▸ **TASK REQUIREMENTS**
Using the listing below, keep only the lines with the word "name" and copy them.

▸ **DATA SHOWN**
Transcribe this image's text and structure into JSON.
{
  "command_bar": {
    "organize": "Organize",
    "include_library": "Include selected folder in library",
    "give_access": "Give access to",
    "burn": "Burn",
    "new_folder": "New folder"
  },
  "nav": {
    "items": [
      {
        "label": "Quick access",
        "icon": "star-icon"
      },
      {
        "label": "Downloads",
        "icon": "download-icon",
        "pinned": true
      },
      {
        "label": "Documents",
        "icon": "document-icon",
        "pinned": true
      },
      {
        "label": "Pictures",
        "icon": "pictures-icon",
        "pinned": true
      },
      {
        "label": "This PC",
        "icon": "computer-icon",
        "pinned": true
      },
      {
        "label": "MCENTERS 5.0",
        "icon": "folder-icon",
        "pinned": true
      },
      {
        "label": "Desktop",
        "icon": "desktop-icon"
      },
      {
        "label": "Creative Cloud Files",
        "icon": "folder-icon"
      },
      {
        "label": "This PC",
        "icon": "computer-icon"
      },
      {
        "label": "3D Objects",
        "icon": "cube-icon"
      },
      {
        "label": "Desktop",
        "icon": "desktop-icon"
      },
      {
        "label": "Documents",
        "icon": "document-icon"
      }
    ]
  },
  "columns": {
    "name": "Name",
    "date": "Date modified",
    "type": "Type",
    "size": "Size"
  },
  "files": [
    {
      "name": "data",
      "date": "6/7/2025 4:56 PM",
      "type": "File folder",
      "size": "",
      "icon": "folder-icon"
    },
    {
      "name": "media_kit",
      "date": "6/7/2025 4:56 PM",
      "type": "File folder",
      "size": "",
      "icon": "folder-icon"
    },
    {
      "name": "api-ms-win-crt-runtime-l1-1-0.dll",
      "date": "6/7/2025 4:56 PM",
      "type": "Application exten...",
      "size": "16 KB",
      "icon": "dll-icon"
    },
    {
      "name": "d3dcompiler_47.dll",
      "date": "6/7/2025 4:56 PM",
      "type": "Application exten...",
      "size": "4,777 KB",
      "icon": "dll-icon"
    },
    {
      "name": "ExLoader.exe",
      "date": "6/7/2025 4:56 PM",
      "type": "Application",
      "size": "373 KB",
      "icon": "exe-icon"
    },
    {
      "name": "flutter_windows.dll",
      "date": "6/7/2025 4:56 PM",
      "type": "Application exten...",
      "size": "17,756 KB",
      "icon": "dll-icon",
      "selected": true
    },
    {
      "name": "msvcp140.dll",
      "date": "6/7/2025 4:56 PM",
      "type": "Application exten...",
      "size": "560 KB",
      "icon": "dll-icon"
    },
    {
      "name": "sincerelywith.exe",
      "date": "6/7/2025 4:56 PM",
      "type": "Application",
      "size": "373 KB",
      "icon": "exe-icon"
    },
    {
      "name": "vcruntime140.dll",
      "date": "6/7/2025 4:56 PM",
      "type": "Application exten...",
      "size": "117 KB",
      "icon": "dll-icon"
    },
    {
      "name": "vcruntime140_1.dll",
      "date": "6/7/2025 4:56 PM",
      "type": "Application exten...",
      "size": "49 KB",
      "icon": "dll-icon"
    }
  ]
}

▸ **WORKED SOLUTION**
    "name": "Name",
      "name": "data",
      "name": "media_kit",
      "name": "api-ms-win-crt-runtime-l1-1-0.dll",
      "name": "d3dcompiler_47.dll",
      "name": "ExLoader.exe",
      "name": "flutter_windows.dll",
      "name": "msvcp140.dll",
      "name": "sincerelywith.exe",
      "name": "vcruntime140.dll",
      "name": "vcruntime140_1.dll",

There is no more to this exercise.